This week, pay extra attention to conversations you overhear. Pick a random phrase somebody says and use it as a starting point for three minutes of writing.
Email what you wrote to woof at bright dot net by the end of the day April 15 (put “Norman Could Hula-Hoop for Two Hours Straight If He Wanted To, But He Doesn’t Because He Has Better Things To Do” in the subject line). I’ll post as many of my favorite entries as I want next Monday. Include your first name (or, even better, use a pen name) and age (unless you’re tortoise-old). If you’re a published children’s or young adult writer, include a biography to be posted with your entry.
Here are the entries from last week when I asked you to write for three minutes about…
…what you see when you look out the window…
Tren Rewy Steb

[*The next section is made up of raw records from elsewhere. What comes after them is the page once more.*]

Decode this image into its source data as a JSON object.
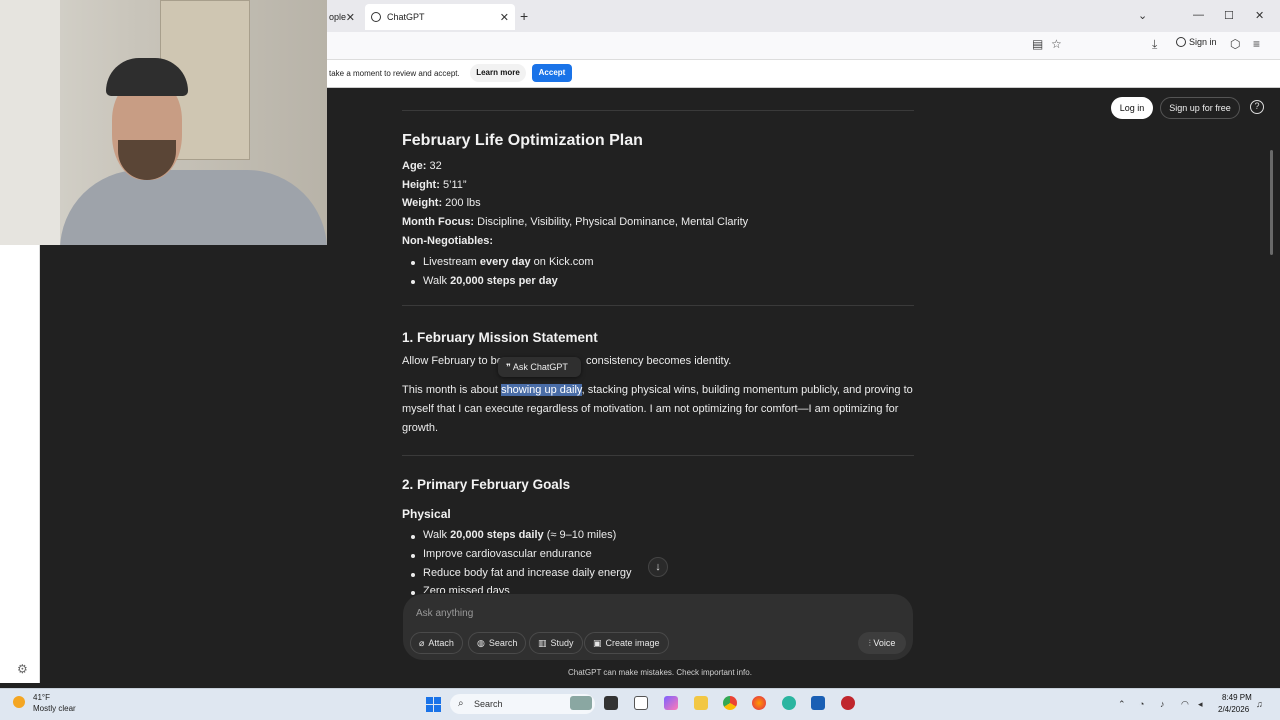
{
  "browser": {
    "tabs": [
      {
        "label": "ople",
        "active": false
      },
      {
        "label": "ChatGPT",
        "active": true
      }
    ],
    "new_tab": "+",
    "close_glyph": "✕",
    "window_controls": [
      "—",
      "☐",
      "✕"
    ],
    "signin_label": "Sign in",
    "cookie_text": "take a moment to review and accept.",
    "learn_more": "Learn more",
    "accept": "Accept"
  },
  "chatgpt_header": {
    "login": "Log in",
    "signup": "Sign up for free",
    "help": "?"
  },
  "content": {
    "title": "February Life Optimization Plan",
    "age_label": "Age:",
    "age_value": " 32",
    "height_label": "Height:",
    "height_value": " 5’11”",
    "weight_label": "Weight:",
    "weight_value": " 200 lbs",
    "focus_label": "Month Focus:",
    "focus_value": " Discipline, Visibility, Physical Dominance, Mental Clarity",
    "nonneg_label": "Non-Negotiables:",
    "nonneg_1_a": "Livestream ",
    "nonneg_1_b": "every day",
    "nonneg_1_c": " on Kick.com",
    "nonneg_2_a": "Walk ",
    "nonneg_2_b": "20,000 steps per day",
    "section1_title": "1. February Mission Statement",
    "mission_line1_a": "Allow February to be",
    "mission_line1_b": "consistency becomes identity.",
    "mission_p2_a": "This month is about ",
    "mission_p2_highlight": "showing up daily",
    "mission_p2_b": ", stacking physical wins, building momentum publicly, and proving to",
    "mission_p2_line2": "myself that I can execute regardless of motivation. I am not optimizing for comfort—I am optimizing for",
    "mission_p2_line3": "growth.",
    "ask_chatgpt": "Ask ChatGPT",
    "section2_title": "2. Primary February Goals",
    "physical_title": "Physical",
    "phys_1_a": "Walk ",
    "phys_1_b": "20,000 steps daily",
    "phys_1_c": " (≈ 9–10 miles)",
    "phys_2": "Improve cardiovascular endurance",
    "phys_3": "Reduce body fat and increase daily energy",
    "phys_4": "Zero missed days"
  },
  "composer": {
    "placeholder": "Ask anything",
    "attach": "Attach",
    "search": "Search",
    "study": "Study",
    "create_image": "Create image",
    "voice": "Voice",
    "disclaimer": "ChatGPT can make mistakes. Check important info."
  },
  "taskbar": {
    "weather_temp": "41°F",
    "weather_desc": "Mostly clear",
    "search_label": "Search",
    "time": "8:49 PM",
    "date": "2/4/2026"
  }
}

I’m trying to observe what’s outside the window, but my dog has jumped up next to me and is licking my face. It’s hard to write when a dog is licking your face. If you don’t believe me, you should try it. So what I see is a blur of pink tongue and a big black circle—that’s her nose, which by the way is as wet as her tongue. It’s even harder to write as she begins to lick my hand. She hears a plane flying by and pauses to look out the window, but seeing nothing, she decides to lick some more—not me this time, instead she’s doing a little grooming. She’s licking my pen now and is trying to chew it. And back to licking. Now she sniffs the page. Or may she’s reading it. Brown eyes, big black wet nose, whip-fast tongue—this side of the window has the best view.
Fly on the windowsill. Shiny blue, clear wings. Are you sun-bathing? You zip away and come back. And leave. And come back. Are you practicing your take-offs and landings? Are you waiting impatiently for your little fly friend who asked you to meet her here at this exact time? She’s keeping you waiting. I’m afraid, Mr. Fly, that you’ve been stood up. Don’t feel bad. There are other fish in the sea. Sorry. Bad choice of words. I’m sure she has a good reason for being late. It’s sunny today, but very cold. Maybe this morning’s frost did her in. No wait, I’m sorry. That was insensitive of me. But, really, wouldn’t you rather it were that than she stood you up? Mr. Fly? Come back.
black dog in snow
digging at the white
nudging with nose
scraping with sticky paws
the sky falling in pieces around him
no luck, nothing more
try again later
A big rock in the grass casts a sway-backed shadow fit for a saddle. There are purple flowers under the tree. The driveway has oil stains and dried clumps of grass. The stop sign on the corner wobbles in the wind, the street name above in its green rectangle at an angle, the words unreadable. The roof blocks one side of the view. The gutters are clear. Won’t have to clean them, but below, the flower beds are overgrown with weeds next to the already fading tulips. I planted the bright orange ones two years ago, well after the first snow. The phlox, pink and white, gets ready for its turn in the spring floral rotation. The peonies shoot up, looking like giant asparagus stalks. No people to watch. A lonely view. But there’s a solitary bird on the lawn looking for a snack. The tree branches bob and sway, casting dancing shadows on the driveway.
Man in yellow boots, detaches a yellow hose from the fire hydrant. Puts in a black hose, smaller, and winds up the long yellow one that matches his boots. Water gushed out minutes before, but now pools in the street, running down the gutters. Yellow light flashes on the top of his blue truck. He, in blue shirt, stands by, hands in pockets, waiting for the water to finish running out. Waves to a passing car. Water streams into green grass and down the sloped ramp of the corner sidewalk. Waiting, waiting. Red lights on truck blinking, hazard lights, but no hazard—just checking the hydrant to be sure it works. Bends down, tosses black hose into truck bed. Recaps the hydrant. Gets in truck and closes door. Drives away.